### Required work
Extract all of the data and reproduce it precisely.

START Data in this exercise

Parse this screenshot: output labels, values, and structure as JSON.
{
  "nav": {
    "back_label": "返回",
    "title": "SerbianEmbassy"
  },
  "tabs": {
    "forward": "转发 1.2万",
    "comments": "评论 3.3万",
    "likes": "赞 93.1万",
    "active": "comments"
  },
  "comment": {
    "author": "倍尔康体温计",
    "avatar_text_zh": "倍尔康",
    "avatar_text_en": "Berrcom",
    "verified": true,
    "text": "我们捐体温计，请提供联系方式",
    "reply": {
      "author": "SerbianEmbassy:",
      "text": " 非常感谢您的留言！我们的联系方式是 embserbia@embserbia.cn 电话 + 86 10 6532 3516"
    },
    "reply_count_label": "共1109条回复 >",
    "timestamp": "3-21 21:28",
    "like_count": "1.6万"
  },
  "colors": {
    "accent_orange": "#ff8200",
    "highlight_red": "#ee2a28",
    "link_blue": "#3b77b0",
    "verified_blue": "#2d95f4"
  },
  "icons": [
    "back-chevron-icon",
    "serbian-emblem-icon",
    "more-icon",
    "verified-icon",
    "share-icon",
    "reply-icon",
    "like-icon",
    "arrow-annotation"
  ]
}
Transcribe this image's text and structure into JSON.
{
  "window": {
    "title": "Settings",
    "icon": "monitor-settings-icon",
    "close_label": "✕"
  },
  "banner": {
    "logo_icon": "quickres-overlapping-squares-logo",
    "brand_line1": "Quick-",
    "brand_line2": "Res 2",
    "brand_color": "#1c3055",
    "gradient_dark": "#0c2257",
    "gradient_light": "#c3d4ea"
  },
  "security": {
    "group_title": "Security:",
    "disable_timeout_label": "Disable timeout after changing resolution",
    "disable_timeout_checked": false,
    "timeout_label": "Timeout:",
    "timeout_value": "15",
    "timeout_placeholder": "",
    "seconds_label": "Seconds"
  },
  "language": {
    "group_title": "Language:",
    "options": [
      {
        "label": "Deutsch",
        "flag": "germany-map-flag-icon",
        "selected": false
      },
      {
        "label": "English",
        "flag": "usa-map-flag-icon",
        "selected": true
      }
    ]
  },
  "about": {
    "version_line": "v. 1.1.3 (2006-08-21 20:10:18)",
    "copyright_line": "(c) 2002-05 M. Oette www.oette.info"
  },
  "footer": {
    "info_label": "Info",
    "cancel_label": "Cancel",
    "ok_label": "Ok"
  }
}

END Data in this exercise

### Output
Parse this screenshot: output labels, values, and structure as JSON.
{
  "nav": {
    "back_label": "返回",
    "title": "SerbianEmbassy"
  },
  "tabs": {
    "forward": "转发 1.2万",
    "comments": "评论 3.3万",
    "likes": "赞 93.1万",
    "active": "comments"
  },
  "comment": {
    "author": "倍尔康体温计",
    "avatar_text_zh": "倍尔康",
    "avatar_text_en": "Berrcom",
    "verified": true,
    "text": "我们捐体温计，请提供联系方式",
    "reply": {
      "author": "SerbianEmbassy:",
      "text": " 非常感谢您的留言！我们的联系方式是 embserbia@embserbia.cn 电话 + 86 10 6532 3516"
    },
    "reply_count_label": "共1109条回复 >",
    "timestamp": "3-21 21:28",
    "like_count": "1.6万"
  },
  "colors": {
    "accent_orange": "#ff8200",
    "highlight_red": "#ee2a28",
    "link_blue": "#3b77b0",
    "verified_blue": "#2d95f4"
  },
  "icons": [
    "back-chevron-icon",
    "serbian-emblem-icon",
    "more-icon",
    "verified-icon",
    "share-icon",
    "reply-icon",
    "like-icon",
    "arrow-annotation"
  ]
}
Transcribe this image's text and structure into JSON.
{
  "window": {
    "title": "Settings",
    "icon": "monitor-settings-icon",
    "close_label": "✕"
  },
  "banner": {
    "logo_icon": "quickres-overlapping-squares-logo",
    "brand_line1": "Quick-",
    "brand_line2": "Res 2",
    "brand_color": "#1c3055",
    "gradient_dark": "#0c2257",
    "gradient_light": "#c3d4ea"
  },
  "security": {
    "group_title": "Security:",
    "disable_timeout_label": "Disable timeout after changing resolution",
    "disable_timeout_checked": false,
    "timeout_label": "Timeout:",
    "timeout_value": "15",
    "timeout_placeholder": "",
    "seconds_label": "Seconds"
  },
  "language": {
    "group_title": "Language:",
    "options": [
      {
        "label": "Deutsch",
        "flag": "germany-map-flag-icon",
        "selected": false
      },
      {
        "label": "English",
        "flag": "usa-map-flag-icon",
        "selected": true
      }
    ]
  },
  "about": {
    "version_line": "v. 1.1.3 (2006-08-21 20:10:18)",
    "copyright_line": "(c) 2002-05 M. Oette www.oette.info"
  },
  "footer": {
    "info_label": "Info",
    "cancel_label": "Cancel",
    "ok_label": "Ok"
  }
}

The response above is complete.